Kyrgyz human rights activists have stepped up criticism of the country's authorities for cooperating with Uzbek security services.
On August 9, Kyrgyzstan deported five Uzbek nationals -- including four UN refugees and one asylum seeker -- who were wanted in their home country for the alleged participation in the 2005 Andijon uprising. The move has drawn harsh criticism from the international community.
Tursunbek Akun, who chairs the Human Rights Commission under Kyrgyz President Kurmanbek Bakiev, said Bobojonov and Shokirov should be found "quickly."
"If they aren't found, there will be a big scandal," Akun said. "This will severely damage Kyrgyzstan's image.
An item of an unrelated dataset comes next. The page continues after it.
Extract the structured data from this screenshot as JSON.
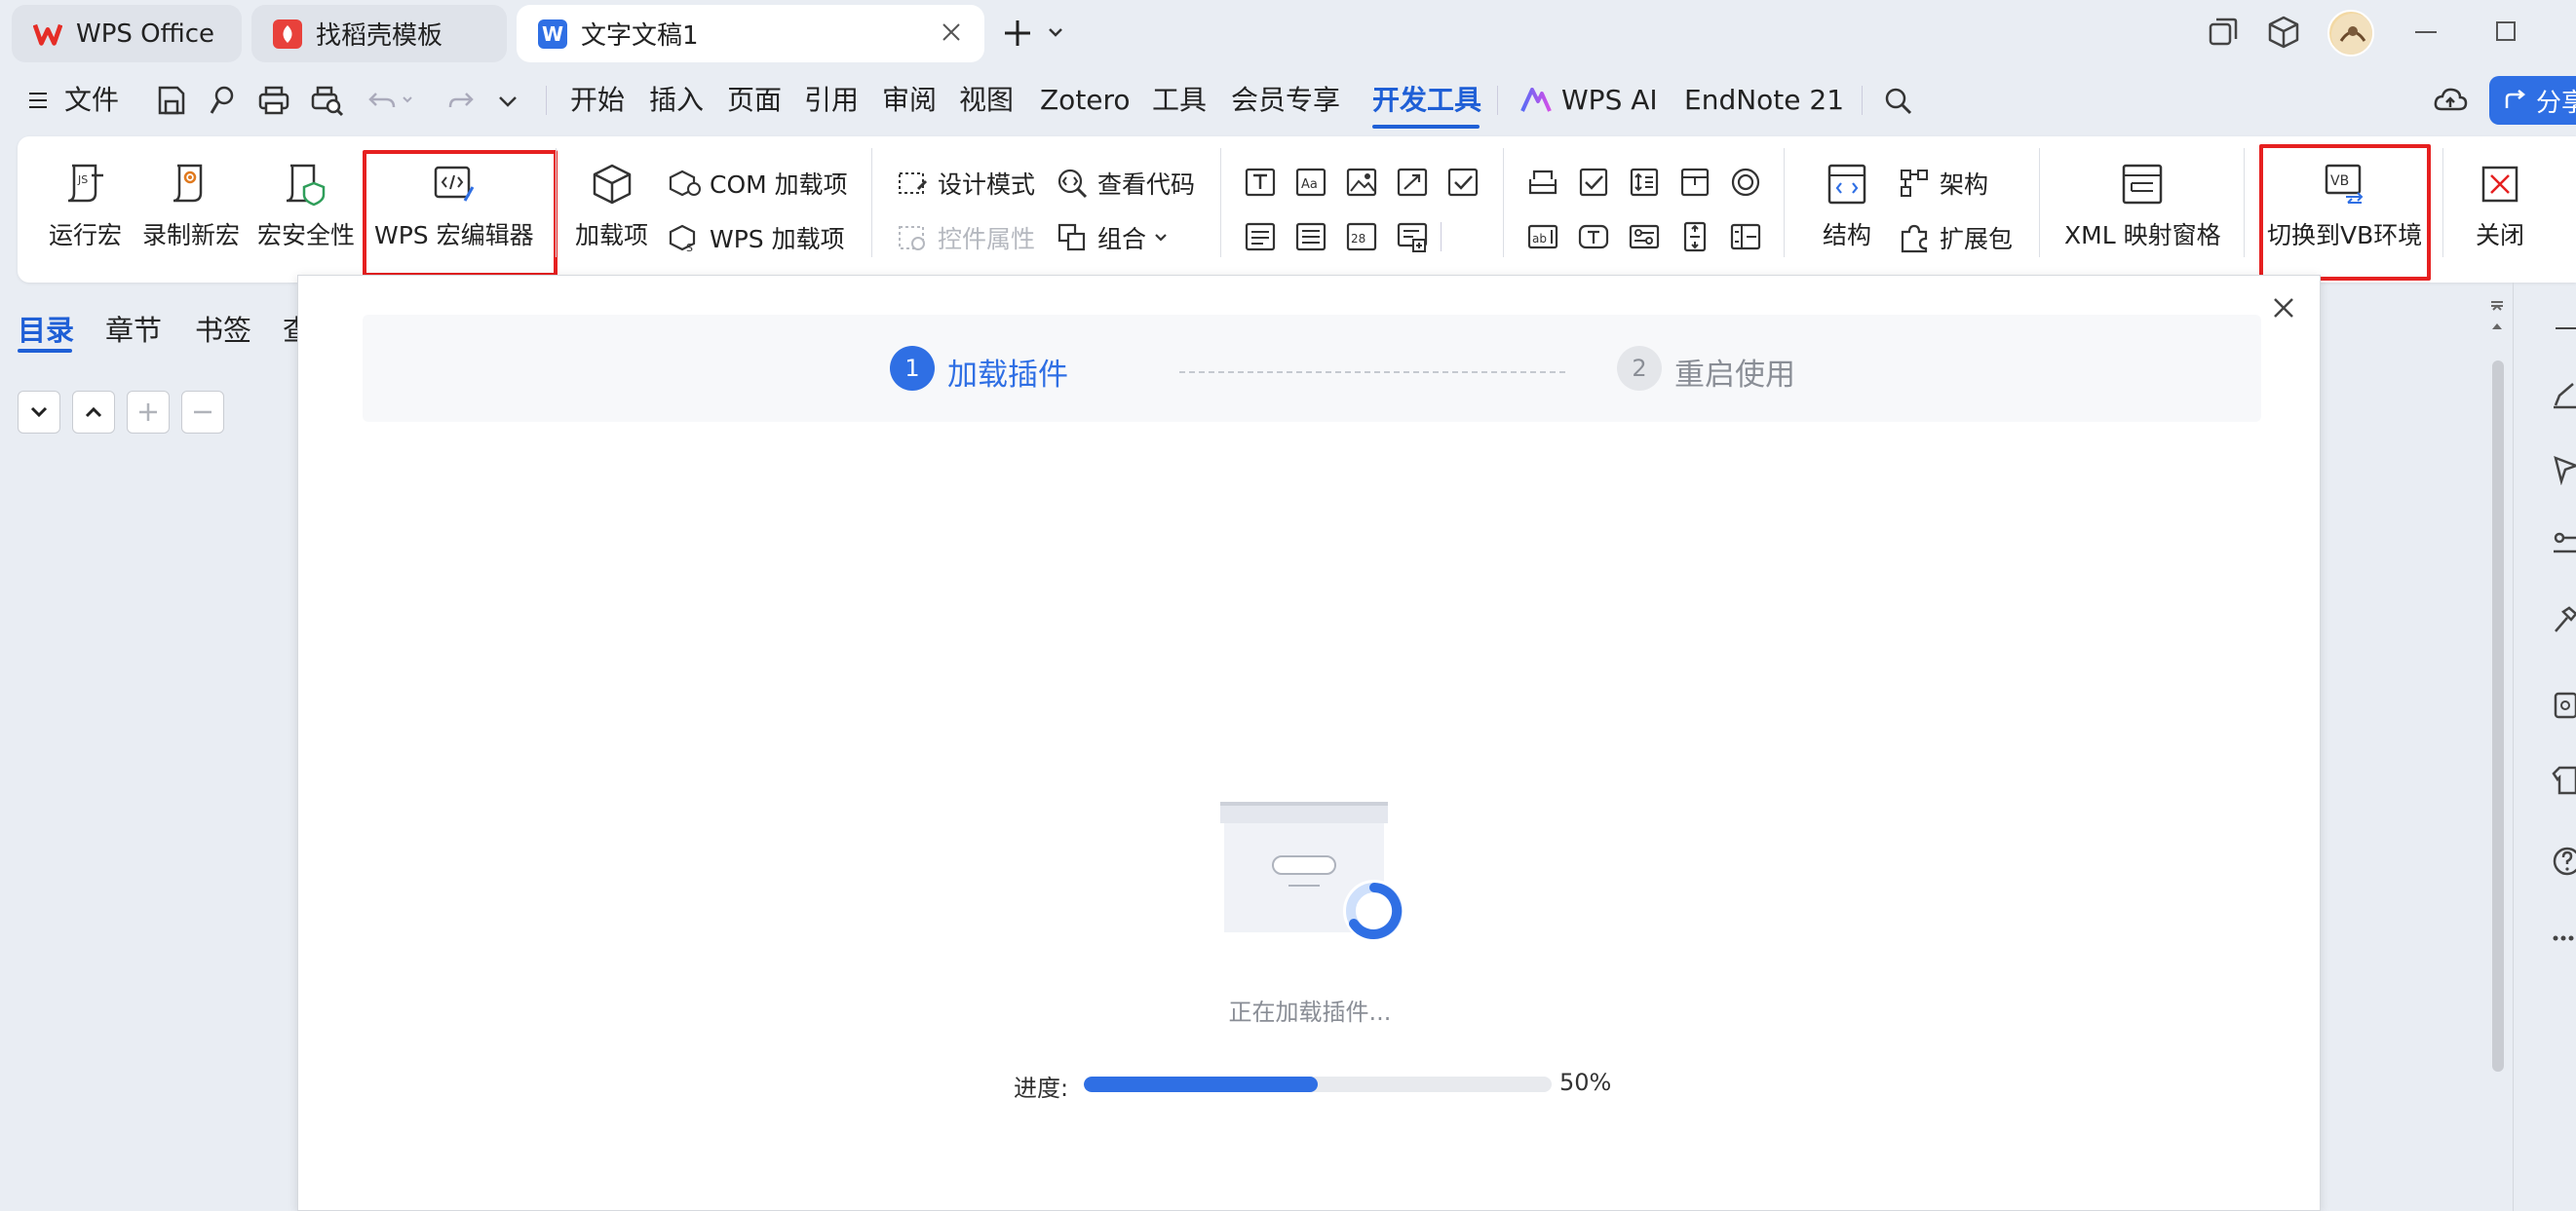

Therefore our law enforcement forces have to find them quickly."
Rakhmatullaev says numerous Uzbeks hiding in southern Kyrgyzstan also fear being forcibly returned.
'Fear And Hopelessness'
"Since the five were handed over, there is fear and hopelessness among refugees in Osh," Rakhmatullaev said. "They are leaving places where they have lived and going elsewhere. The other day, we counted [Uzbek refugees] here. There are 500 people with and without any status [in Osh]."
Rakhmatullaev expresses concern over the returnees' fate.
"Saidullo Shokirov is a disabled man," he said. "He has had surgery on his abdomen. His health is very bad. I am very worried about him. Wherever he is held, I wish he would be treated with compassion."
Western diplomats and international organizations, including the UN, have accused Uzbek authorities of regularly using torture against detainees.
Uzbek refugees in Kyrgyzstan on May 19, 2005 (epa)
NO PLACE TO GO: More than 400 Uzbeks who fled in panic in the hours and days after troops opened fire on demonstrators in Andijon one year ago have been granted political asylum outside Central Asia. In limbo for weeks in Kyrgyzstan as they and the world tried to come to grips with the bloody events of May 12 and 13, they feared for their lives and the lives of family members as the official crackdown continued.... (more)
For an annotated timeline of the Andijon events and their repercussions, click here.